A value-based analysis approach to preventing post-surgical deep-vein thrombosis cut hospital costs by more than $1.5 million per year, a study in the April issue of the Journal of the American College of Surgeons finds.
The analysis "simultaneously measures quality and cost and addresses inefficiencies in care," researchers at MedStar Health and Georgetown University School of Medicine report in an announcement from the American College of Surgeons. It compares best practice and usual practice, all while analyzing cost.
The researchers developed and implemented a clinical best practice at four of MedStar's eight hospitals in the Baltimore-Washington, D.C., area, according to the announcement. Changes included limiting use of sequential compression devices on the lower legs to outpatient and short-stay procedures, and using a less-expensive type of blood thinner.

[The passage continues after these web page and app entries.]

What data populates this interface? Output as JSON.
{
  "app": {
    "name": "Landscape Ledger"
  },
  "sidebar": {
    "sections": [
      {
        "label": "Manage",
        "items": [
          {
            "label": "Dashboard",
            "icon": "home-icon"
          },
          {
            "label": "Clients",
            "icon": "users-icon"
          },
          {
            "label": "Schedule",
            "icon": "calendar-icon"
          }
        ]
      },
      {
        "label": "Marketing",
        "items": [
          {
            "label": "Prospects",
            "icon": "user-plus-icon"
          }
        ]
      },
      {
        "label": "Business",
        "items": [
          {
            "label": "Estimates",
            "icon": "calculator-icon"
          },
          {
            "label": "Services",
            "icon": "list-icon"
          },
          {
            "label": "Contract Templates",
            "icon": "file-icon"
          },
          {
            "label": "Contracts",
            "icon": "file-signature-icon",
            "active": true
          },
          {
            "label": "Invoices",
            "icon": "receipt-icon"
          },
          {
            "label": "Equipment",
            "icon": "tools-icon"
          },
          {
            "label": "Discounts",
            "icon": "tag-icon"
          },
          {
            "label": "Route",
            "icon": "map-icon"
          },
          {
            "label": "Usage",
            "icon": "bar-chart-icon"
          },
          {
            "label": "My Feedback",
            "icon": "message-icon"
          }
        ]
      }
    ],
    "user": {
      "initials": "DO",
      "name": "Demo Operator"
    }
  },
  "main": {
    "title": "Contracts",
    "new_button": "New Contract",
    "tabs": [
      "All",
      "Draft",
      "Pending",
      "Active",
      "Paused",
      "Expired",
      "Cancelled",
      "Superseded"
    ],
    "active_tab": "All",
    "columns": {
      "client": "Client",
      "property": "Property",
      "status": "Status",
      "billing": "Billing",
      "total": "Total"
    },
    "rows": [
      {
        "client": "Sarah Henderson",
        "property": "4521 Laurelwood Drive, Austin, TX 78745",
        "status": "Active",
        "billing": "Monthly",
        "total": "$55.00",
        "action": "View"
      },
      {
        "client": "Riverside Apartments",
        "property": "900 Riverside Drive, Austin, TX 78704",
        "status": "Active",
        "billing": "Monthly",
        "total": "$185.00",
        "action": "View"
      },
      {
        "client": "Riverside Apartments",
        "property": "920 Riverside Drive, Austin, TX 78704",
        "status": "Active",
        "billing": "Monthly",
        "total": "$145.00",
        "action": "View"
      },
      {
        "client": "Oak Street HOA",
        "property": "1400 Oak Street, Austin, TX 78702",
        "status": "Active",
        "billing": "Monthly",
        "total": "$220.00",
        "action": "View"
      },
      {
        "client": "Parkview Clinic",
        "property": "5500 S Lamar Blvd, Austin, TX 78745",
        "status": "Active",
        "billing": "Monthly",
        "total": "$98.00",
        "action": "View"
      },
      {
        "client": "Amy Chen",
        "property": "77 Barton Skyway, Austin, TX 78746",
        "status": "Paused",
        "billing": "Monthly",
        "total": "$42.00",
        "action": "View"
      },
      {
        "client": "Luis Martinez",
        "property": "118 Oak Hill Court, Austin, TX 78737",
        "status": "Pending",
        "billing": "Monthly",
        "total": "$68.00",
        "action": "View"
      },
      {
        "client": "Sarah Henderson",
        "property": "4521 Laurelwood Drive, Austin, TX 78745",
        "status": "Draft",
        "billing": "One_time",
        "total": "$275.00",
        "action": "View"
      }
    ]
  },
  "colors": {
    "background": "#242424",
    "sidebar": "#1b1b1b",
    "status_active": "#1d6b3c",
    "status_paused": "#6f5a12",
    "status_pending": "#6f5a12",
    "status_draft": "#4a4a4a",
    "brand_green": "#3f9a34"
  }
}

The best practice could save the hospital system $4 million a year, the researchers noted. The study also showed the most effective way to cut costs and increase value was by influencing the supplies and materials physicians use.
A separate quality improvement initiative known as QUEST, which helps hospitals share data and best practices for preventing infections, has saved more than 300 hospitals $9.1 billion since 2008 .
That initiative focused on reducing incidents of often-fatal hospital-acquired sepsis. Participating hospitals reduced sepsis mortality rates by 23 percent, saving about 6,800 lives per year, FierceHealthFinance previously reported.
To learn more:
- read the announcement